           The structure and function of the IGF2 receptor.

Our aim is to characterise the protein-protein interactions between the IGF2 ligand and the IGF2 receptor, as well as the interactions of mannose-6-phosphate containing ligands, such as lysosomal enzymes, with other domains of the same receptor. Site directed mutagenesis and surface plasmon resonance (BIAcore) of recombinant proteins form the basis of a systematic analysis of the interacting amino acids and general stereochemistry involved in these ligand receptor interactions. Other studies include the directed evolution of IGF2R using surface display libraries and time-resolved analysis of cargo driven subcellular localisation of the receptor. The group collaborates closely with structural biologists at the University of Bristol (Professor Matt Crump) and at the University of Oxford (Professor Yvonne Jones, STRUBI).

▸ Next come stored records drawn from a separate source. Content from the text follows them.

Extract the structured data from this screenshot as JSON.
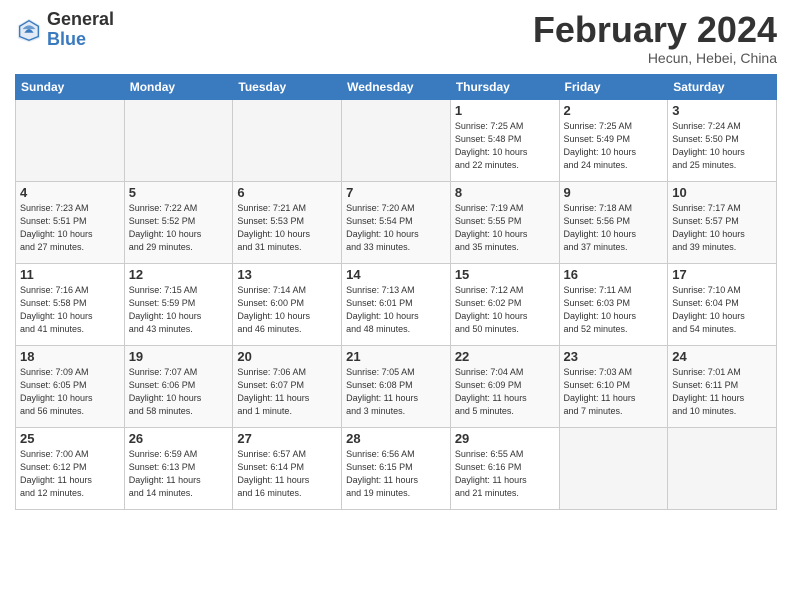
{
  "header": {
    "logo_general": "General",
    "logo_blue": "Blue",
    "title": "February 2024",
    "location": "Hecun, Hebei, China"
  },
  "days_of_week": [
    "Sunday",
    "Monday",
    "Tuesday",
    "Wednesday",
    "Thursday",
    "Friday",
    "Saturday"
  ],
  "weeks": [
    [
      {
        "num": "",
        "info": ""
      },
      {
        "num": "",
        "info": ""
      },
      {
        "num": "",
        "info": ""
      },
      {
        "num": "",
        "info": ""
      },
      {
        "num": "1",
        "info": "Sunrise: 7:25 AM\nSunset: 5:48 PM\nDaylight: 10 hours\nand 22 minutes."
      },
      {
        "num": "2",
        "info": "Sunrise: 7:25 AM\nSunset: 5:49 PM\nDaylight: 10 hours\nand 24 minutes."
      },
      {
        "num": "3",
        "info": "Sunrise: 7:24 AM\nSunset: 5:50 PM\nDaylight: 10 hours\nand 25 minutes."
      }
    ],
    [
      {
        "num": "4",
        "info": "Sunrise: 7:23 AM\nSunset: 5:51 PM\nDaylight: 10 hours\nand 27 minutes."
      },
      {
        "num": "5",
        "info": "Sunrise: 7:22 AM\nSunset: 5:52 PM\nDaylight: 10 hours\nand 29 minutes."
      },
      {
        "num": "6",
        "info": "Sunrise: 7:21 AM\nSunset: 5:53 PM\nDaylight: 10 hours\nand 31 minutes."
      },
      {
        "num": "7",
        "info": "Sunrise: 7:20 AM\nSunset: 5:54 PM\nDaylight: 10 hours\nand 33 minutes."
      },
      {
        "num": "8",
        "info": "Sunrise: 7:19 AM\nSunset: 5:55 PM\nDaylight: 10 hours\nand 35 minutes."
      },
      {
        "num": "9",
        "info": "Sunrise: 7:18 AM\nSunset: 5:56 PM\nDaylight: 10 hours\nand 37 minutes."
      },
      {
        "num": "10",
        "info": "Sunrise: 7:17 AM\nSunset: 5:57 PM\nDaylight: 10 hours\nand 39 minutes."
      }
    ],
    [
      {
        "num": "11",
        "info": "Sunrise: 7:16 AM\nSunset: 5:58 PM\nDaylight: 10 hours\nand 41 minutes."
      },
      {
        "num": "12",
        "info": "Sunrise: 7:15 AM\nSunset: 5:59 PM\nDaylight: 10 hours\nand 43 minutes."
      },
      {
        "num": "13",
        "info": "Sunrise: 7:14 AM\nSunset: 6:00 PM\nDaylight: 10 hours\nand 46 minutes."
      },
      {
        "num": "14",
        "info": "Sunrise: 7:13 AM\nSunset: 6:01 PM\nDaylight: 10 hours\nand 48 minutes."
      },
      {
        "num": "15",
        "info": "Sunrise: 7:12 AM\nSunset: 6:02 PM\nDaylight: 10 hours\nand 50 minutes."
      },
      {
        "num": "16",
        "info": "Sunrise: 7:11 AM\nSunset: 6:03 PM\nDaylight: 10 hours\nand 52 minutes."
      },
      {
        "num": "17",
        "info": "Sunrise: 7:10 AM\nSunset: 6:04 PM\nDaylight: 10 hours\nand 54 minutes."
      }
    ],
    [
      {
        "num": "18",
        "info": "Sunrise: 7:09 AM\nSunset: 6:05 PM\nDaylight: 10 hours\nand 56 minutes."
      },
      {
        "num": "19",
        "info": "Sunrise: 7:07 AM\nSunset: 6:06 PM\nDaylight: 10 hours\nand 58 minutes."
      },
      {
        "num": "20",
        "info": "Sunrise: 7:06 AM\nSunset: 6:07 PM\nDaylight: 11 hours\nand 1 minute."
      },
      {
        "num": "21",
        "info": "Sunrise: 7:05 AM\nSunset: 6:08 PM\nDaylight: 11 hours\nand 3 minutes."
      },
      {
        "num": "22",
        "info": "Sunrise: 7:04 AM\nSunset: 6:09 PM\nDaylight: 11 hours\nand 5 minutes."
      },
      {
        "num": "23",
        "info": "Sunrise: 7:03 AM\nSunset: 6:10 PM\nDaylight: 11 hours\nand 7 minutes."
      },
      {
        "num": "24",
        "info": "Sunrise: 7:01 AM\nSunset: 6:11 PM\nDaylight: 11 hours\nand 10 minutes."
      }
    ],
    [
      {
        "num": "25",
        "info": "Sunrise: 7:00 AM\nSunset: 6:12 PM\nDaylight: 11 hours\nand 12 minutes."
      },
      {
        "num": "26",
        "info": "Sunrise: 6:59 AM\nSunset: 6:13 PM\nDaylight: 11 hours\nand 14 minutes."
      },
      {
        "num": "27",
        "info": "Sunrise: 6:57 AM\nSunset: 6:14 PM\nDaylight: 11 hours\nand 16 minutes."
      },
      {
        "num": "28",
        "info": "Sunrise: 6:56 AM\nSunset: 6:15 PM\nDaylight: 11 hours\nand 19 minutes."
      },
      {
        "num": "29",
        "info": "Sunrise: 6:55 AM\nSunset: 6:16 PM\nDaylight: 11 hours\nand 21 minutes."
      },
      {
        "num": "",
        "info": ""
      },
      {
        "num": "",
        "info": ""
      }
    ]
  ]
}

    The functional genetic interactions of Igf2 and Igf2r in conditional murine models.

The gene expressing IGF2 (Igf2) is reciprocally imprinted with respect to the gene expressing the IGF2 receptor (Igf2r). Modification of DNA methylation and genomic imprinting implicate a role for loss of imprinting of IGF2 as a functional modifier of cancer risk. The purpose is to quantify allelic supply of the ligand and receptor in established genetic models of cancer progression. The initial focus has been on the functional genetics of Igf2 and Igf2r. These experiments are being extended to other tumour susceptiblity models using Cre mediated conditional gene disruption. The ultimate aim is to investigate the functional consequences of cell type domain specific expression within tumours, and their functional significance in tumour growth control.

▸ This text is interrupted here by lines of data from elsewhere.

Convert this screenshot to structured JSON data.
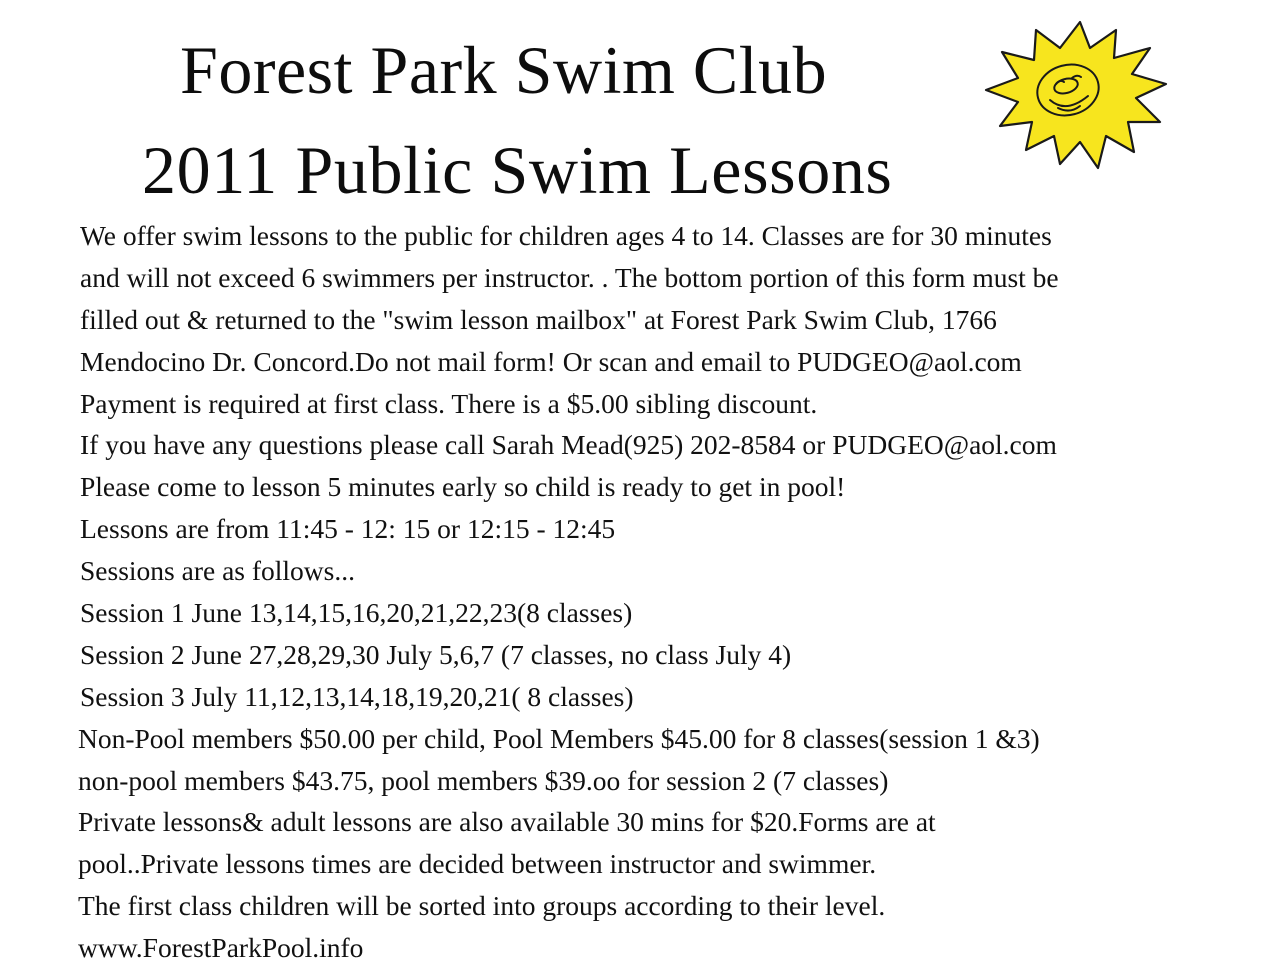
{
  "header": {
    "title_line_1": "Forest Park Swim Club",
    "title_line_2": "2011 Public Swim Lessons"
  },
  "logo": {
    "icon": "smiling-sun-icon",
    "fill_color": "#f7e51e",
    "stroke_color": "#1a1a1a"
  },
  "body": {
    "lines": [
      "We offer swim lessons to the public for children ages 4 to 14. Classes are for 30 minutes",
      "and will not exceed 6 swimmers per instructor. . The bottom portion of this form must be",
      "filled out & returned  to the \"swim lesson mailbox\" at Forest Park Swim Club, 1766",
      "Mendocino Dr. Concord.Do not mail form! Or scan and email to PUDGEO@aol.com",
      "Payment is required at first class.  There is a $5.00 sibling discount.",
      "If you have any questions please call Sarah Mead(925) 202-8584 or PUDGEO@aol.com",
      "Please come to lesson 5 minutes early so child is ready to get in pool!",
      "Lessons are from 11:45 - 12: 15 or 12:15 - 12:45",
      "Sessions are as follows...",
      "Session 1  June 13,14,15,16,20,21,22,23(8 classes)",
      "Session 2 June 27,28,29,30 July 5,6,7 (7 classes, no class July 4)",
      "Session 3 July 11,12,13,14,18,19,20,21( 8 classes)",
      "Non-Pool members $50.00 per child, Pool Members $45.00 for 8 classes(session 1 &3)",
      "non-pool members $43.75, pool members $39.oo for session 2 (7 classes)",
      "Private lessons& adult lessons are also available 30 mins for $20.Forms are at",
      "pool..Private lessons times are decided between instructor and swimmer.",
      "The first class children will be sorted into groups  according to their level.",
      "www.ForestParkPool.info"
    ]
  }
}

The identification and validation of IGF2 biomarkers

This research project is concerned with defining the specificity of insulin-like growth factor 2 (IGF2) signalling and uses microarray gene expression profiling, imaging and bioinformatic approaches to identify biomarkers associated with excess supply of IGF2 ligand.




  The generation and development of soluble forms of the IGF2 receptor domain 11 as ligand trap for IGF2.

          The purpose is to functionally evaluate therapeutic proteins that function as ligand traps for IGF2. The experiments focus on generating novel   

           forms of sIGF2R based on domain 11 of the receptor, evaluating ligand binding properties using surface plasmon resonance, and generating  

           genetically modified cell systems as assays. Collaboration with Cancer Research Technology aims to exploit these molecules for development

           and testing in early phase clinical trials run by the group in the Oxford Cancer Centre.



Translational research in bone and soft tissue sarcoma.

Bone sarcoma are high grade tumours that occur in young people. The current treatments result in 60% of patients being cured, but these treatments are associated with side effects. We are studying biomarkers that may influence treatment decisions and that will be tested in clincial trials. We collaborate with pathologists and surgeons at the Nuffield Orthopaedic Centre and other centres across Europe.





The HealthTIES consortium joins five of Europe’s top regions for healthcare technology and addresses Europe’s greatest health challenges: an ageing population and the sustainability of the healthcare system.  The aim is to speed up the cycle of innovation and make the EU a world-class player in healthcare technology.